In August 2012, arts student Regina Valkenborgh placed several cider cans lined with photographic paper on a telescope at the University of Hertfordshire’s Bayfordbury Observatory. Though she’d hoped to capture snapshots with these low-tech pinhole cameras, she eventually forgot about the project.
Eight years and one month later, reports Simon Ingram for National Geographic U.K., the English observatory’s principal technical officer, David Campbell, removed the makeshift device from the telescope and discovered what may be the longest-exposure photo ever taken. (In the words of Bird in Flight magazine’s Marina Gramovich, images captured with this technique “literally preserve time,” taking advantage of ultra-slow shutter speeds to record stationary subjects over periods ranging from minutes to years. Moving objects, like passersby and cars in city scenes, appear blurred, placing the focus on their static surroundings.)
Per a statement, Valkenborgh’s photograph depicts 2,953 arcs of light streaking across the sky, recording the sun’s rising and setting over almost a decade. The highest arches correspond with the summer solstice (the longest day of the year), while the lowest ones signal the winter solstice (the shortest day), according to Vice’s Samir Ferdowsi. A shadowy outline of Bayfordbury’s oldest telescope is visible on the left of the image, and the atmospheric gantry—a steel, bridge-like structure constructed at the end of 2017—can be seen on the right.
“I had tried this technique a couple of times at the Observatory before, but the photographs were often ruined by moisture and the photographic paper curled up,” says Valkenborgh in the statement. “I hadn’t intended to capture an exposure for this length of time and to my surprise, it had survived. It could be one of, if not the, longest exposures in existence.”
The beer-can camera was attached to one of the telescope domes by Fine Art student Regina Valkenborgh in August 2012 - in the week after the closing of the London 2012 Olympics, until finally being opened in September 2020. pic.twitter.com/R4Rdz7XSDO— University of Hertfordshire Observatory (@BayfordburyObs) December 10, 2020
Valkenborgh, who is now a photography technician at Barnet and Southgate College and a visiting lecturer at the university, initially assumed that all of the cameras were ruined, as the majority of images left in the cans were unintelligible.
“Luckily, David had a look before he chucked it in the bin,” Valkenborgh tells CNN’s Amy Woodyatt.
But Valkenborgh never intended to beat Wesely’s record. Her interest in this form of photography arose out of sheer curiosity. After taking a number of successful long-exposure pictures, the then-Master of Fine Art student decided to tackle a more ambitious project. Per National Geographic, she created cameras using duct tape, 16-ounce Kopparberg cider cans and Ilford Multigrade photographic paper, then set out to take pictures without the aid of digital technology.

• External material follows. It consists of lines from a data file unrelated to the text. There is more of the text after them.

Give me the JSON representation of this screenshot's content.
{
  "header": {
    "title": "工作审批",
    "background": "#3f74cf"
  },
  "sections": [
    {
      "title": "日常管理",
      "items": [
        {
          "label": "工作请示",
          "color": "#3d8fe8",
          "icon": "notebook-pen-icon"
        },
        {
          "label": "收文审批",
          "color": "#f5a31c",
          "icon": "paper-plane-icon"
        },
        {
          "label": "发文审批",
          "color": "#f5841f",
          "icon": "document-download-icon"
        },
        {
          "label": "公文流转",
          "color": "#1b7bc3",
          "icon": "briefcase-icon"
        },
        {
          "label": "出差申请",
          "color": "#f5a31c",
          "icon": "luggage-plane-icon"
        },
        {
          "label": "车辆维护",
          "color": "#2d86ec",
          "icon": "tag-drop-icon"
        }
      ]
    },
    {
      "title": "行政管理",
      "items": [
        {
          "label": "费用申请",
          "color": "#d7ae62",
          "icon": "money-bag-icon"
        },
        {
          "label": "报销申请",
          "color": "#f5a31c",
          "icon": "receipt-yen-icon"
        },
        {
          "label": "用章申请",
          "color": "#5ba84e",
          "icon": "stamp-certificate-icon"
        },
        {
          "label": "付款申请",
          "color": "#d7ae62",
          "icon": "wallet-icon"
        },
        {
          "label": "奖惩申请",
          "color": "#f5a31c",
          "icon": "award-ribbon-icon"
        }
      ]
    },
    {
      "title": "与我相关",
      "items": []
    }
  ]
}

Speaking with National Geographic, Valkenborgh says, “My reason for using pinhole photography was because of its experimental nature.”
“I wanted to see if there was still value in the old analog style,” she tells CNN.
Pinhole cameras are indeed analog (meaning they use physical film to capture images). The earliest iterations of these basic devices date to the fifth century B.C., according to History.com’s Evan Andrews; renowned artists ranging from Jan van Eyck to Johannes Vermeer and William Henry Fox Talbot later used similar tools to refine their creations.
Rudimentary devices often made out of household objects like shoeboxes and aluminum foil, pinhole cameras consist of film and a light-proof box with a very small hole. When light enters the hole, it casts an inverted image of the camera’s surroundings onto a surface—in Valkenborgh’s case, the photographic paper that preserved the sun’s movements.
“The fact that a simple aluminum can lined with photographic paper can create something of scientific value in our technology driven world amazes me,” the artist tells National Geographic. “Photography is often used to centralize and immortalize our existence, and this image does the exact opposite. I see this as a poignant reminder of human life being part of something much bigger.”